The human and economic fall out of this largely political decision was catastrophic. Millions of people were uprooted and one of the largest migrations in human history took place, especially in the Punjab. There were communal riots and trainloads of refugees were often slaughtered, with both communities equally guilty of atrocities. Thousands of women were raped, murdered or abducted and hundreds of children were separated from their families. A similar but smaller exodus took place in the east preceded by the worst riots this region has ever seen- The Great Calcutta Killings of 1946 that even the apostle of peace, Mahatma Gandhi was unable to stop. The events of Partition have left scars on the psyche of people on both sides of the border, that are yet to heal today.

Many today wonder the role of Gandhi in the partition of the country. However, by this time, Gandhi had been reduced to a largely symbolic figure even within the Congress party with the reigns of power firmly in the hands of Jawaharlal Nehru and Sardar Vallabhai Patel. Gandhi was appalled by the communal riots, undertook long fasts to bring some semblance of sanity and saw Pakistan as a betrayal of the idea that independent India would be united and secular.

In 1971, the Bengalis in East Pakistan who felt that they were being discriminated by the West, gained independence under their leader Sheikh Mujibur Rehman with military help from India, to form Bangaldesh. The brief Indo-Pak war of 1974 saw the Indian side 'victorious' and the creation of a new nation with its capital at Dhaka.

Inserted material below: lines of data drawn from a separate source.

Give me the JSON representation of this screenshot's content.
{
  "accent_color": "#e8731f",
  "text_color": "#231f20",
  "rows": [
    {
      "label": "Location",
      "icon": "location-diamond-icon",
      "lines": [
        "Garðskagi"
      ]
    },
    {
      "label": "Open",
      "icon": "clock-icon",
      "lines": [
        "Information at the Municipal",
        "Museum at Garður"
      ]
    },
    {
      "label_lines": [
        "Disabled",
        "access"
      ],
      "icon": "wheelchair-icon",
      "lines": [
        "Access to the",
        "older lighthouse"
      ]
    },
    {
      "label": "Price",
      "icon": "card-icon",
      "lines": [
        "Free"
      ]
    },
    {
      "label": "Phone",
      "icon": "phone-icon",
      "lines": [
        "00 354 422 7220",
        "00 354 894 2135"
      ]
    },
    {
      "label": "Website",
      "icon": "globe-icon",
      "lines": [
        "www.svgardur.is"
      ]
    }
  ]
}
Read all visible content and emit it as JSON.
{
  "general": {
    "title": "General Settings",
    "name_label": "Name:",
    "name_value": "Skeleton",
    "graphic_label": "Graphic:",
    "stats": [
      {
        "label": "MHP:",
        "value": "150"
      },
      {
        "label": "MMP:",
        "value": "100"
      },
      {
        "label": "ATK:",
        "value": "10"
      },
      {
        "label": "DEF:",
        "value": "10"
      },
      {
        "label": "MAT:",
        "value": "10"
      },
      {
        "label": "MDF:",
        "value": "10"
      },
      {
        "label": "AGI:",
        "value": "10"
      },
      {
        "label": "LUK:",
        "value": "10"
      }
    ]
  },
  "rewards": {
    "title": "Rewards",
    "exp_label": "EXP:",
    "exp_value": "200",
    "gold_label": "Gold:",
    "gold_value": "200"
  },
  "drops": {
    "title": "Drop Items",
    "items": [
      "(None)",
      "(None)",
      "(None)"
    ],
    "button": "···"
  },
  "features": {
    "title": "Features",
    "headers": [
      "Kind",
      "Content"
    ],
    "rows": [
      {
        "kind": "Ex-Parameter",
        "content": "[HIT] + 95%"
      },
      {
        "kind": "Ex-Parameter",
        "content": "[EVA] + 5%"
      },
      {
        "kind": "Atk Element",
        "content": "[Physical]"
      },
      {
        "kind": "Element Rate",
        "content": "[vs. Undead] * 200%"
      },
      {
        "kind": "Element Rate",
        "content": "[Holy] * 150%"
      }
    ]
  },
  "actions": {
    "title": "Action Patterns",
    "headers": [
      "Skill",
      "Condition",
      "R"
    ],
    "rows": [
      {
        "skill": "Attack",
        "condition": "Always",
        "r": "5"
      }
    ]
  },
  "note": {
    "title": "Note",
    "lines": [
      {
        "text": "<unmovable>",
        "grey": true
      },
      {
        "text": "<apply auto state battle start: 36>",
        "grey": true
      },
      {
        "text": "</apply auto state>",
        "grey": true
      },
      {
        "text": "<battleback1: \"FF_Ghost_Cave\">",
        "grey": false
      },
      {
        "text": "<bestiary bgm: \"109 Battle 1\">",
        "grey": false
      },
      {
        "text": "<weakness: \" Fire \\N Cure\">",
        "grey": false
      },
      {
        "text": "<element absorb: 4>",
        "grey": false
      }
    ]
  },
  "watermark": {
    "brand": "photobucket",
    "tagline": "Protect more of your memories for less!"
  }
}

The Partition of India has left bitter memories on both sides, and the wounds are yet to heal. Many people who left homes, property and family behind, have been unable to return as India and Pakistan have remained hostile to each other for over 50 years. The chief cause of this hostility has been the dispute over Kashmir and it has prevented any meaningful dialogue on many outstanding issues from the days of Partition. However, what this political conflict has often obscured is the remarkable cultural affinity of both nations, which perhaps offers the naive hope that someday citizen-to-citizen contact will bring about peace between these two nuclear neighbours.